TASK INPUTS:
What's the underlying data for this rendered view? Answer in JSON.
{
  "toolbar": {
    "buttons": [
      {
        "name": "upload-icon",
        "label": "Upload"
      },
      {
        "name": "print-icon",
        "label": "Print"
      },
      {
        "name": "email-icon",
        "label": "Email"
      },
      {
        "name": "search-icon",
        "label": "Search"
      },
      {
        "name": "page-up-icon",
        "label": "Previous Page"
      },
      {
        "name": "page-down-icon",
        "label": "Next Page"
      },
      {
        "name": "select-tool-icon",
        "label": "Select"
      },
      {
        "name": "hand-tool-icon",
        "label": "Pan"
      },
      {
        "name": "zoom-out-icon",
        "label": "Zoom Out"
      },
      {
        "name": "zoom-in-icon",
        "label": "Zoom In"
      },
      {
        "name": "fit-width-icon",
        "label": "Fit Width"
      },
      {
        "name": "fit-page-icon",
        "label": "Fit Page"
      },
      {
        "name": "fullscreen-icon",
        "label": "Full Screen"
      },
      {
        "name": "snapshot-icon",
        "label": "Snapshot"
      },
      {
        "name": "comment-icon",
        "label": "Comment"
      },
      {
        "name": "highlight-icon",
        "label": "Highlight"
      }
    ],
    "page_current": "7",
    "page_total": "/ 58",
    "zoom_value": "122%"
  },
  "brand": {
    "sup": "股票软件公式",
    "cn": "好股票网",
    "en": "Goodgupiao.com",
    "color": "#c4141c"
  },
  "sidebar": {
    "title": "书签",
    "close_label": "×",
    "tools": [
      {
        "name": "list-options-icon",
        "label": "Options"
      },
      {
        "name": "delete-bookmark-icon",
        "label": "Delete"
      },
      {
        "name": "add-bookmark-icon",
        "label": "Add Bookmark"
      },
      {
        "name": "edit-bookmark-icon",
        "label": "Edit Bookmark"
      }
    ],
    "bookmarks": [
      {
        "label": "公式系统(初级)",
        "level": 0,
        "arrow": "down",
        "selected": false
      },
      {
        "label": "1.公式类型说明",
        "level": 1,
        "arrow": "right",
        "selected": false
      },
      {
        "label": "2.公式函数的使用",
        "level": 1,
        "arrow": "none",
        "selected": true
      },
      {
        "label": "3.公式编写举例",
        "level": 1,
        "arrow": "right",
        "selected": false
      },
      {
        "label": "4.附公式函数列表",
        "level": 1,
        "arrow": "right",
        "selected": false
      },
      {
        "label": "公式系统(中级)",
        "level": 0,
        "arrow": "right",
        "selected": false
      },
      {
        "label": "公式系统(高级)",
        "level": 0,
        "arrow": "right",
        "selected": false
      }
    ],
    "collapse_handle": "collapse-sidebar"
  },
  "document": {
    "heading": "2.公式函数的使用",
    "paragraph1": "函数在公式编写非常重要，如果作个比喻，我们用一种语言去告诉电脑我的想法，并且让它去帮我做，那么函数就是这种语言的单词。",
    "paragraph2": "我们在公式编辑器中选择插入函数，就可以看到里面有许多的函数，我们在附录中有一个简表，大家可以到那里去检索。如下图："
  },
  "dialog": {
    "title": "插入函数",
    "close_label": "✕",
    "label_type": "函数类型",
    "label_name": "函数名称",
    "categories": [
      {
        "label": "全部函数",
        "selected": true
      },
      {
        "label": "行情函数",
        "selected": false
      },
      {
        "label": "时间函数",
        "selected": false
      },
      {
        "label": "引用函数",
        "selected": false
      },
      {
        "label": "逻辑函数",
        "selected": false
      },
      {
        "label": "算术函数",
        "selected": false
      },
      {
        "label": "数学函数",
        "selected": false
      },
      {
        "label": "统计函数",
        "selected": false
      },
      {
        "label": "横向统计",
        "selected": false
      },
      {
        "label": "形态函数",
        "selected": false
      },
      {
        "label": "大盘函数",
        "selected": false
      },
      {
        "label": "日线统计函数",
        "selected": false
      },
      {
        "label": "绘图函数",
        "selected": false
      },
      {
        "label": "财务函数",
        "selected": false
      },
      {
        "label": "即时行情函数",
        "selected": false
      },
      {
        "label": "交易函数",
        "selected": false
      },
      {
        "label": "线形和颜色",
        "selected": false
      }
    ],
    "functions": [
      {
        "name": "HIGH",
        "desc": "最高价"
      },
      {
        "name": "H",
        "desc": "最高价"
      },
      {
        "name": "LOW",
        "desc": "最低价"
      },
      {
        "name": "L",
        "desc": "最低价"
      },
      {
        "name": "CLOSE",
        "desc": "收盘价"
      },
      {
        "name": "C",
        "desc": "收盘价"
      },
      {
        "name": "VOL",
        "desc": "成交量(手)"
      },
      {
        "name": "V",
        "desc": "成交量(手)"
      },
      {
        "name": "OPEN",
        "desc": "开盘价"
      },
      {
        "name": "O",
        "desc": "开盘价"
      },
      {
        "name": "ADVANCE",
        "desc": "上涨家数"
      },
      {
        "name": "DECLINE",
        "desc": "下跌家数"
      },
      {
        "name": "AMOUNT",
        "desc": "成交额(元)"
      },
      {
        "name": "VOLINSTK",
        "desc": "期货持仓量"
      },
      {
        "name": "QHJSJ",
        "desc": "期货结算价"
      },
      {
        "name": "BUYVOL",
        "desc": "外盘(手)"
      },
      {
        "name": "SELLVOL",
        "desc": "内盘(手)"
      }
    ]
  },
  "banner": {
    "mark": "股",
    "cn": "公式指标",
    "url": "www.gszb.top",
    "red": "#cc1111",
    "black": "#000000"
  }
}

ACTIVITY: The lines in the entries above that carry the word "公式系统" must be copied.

EXERCISE ANSWER:
        "label": "公式系统(初级)",
        "label": "公式系统(中级)",
        "label": "公式系统(高级)",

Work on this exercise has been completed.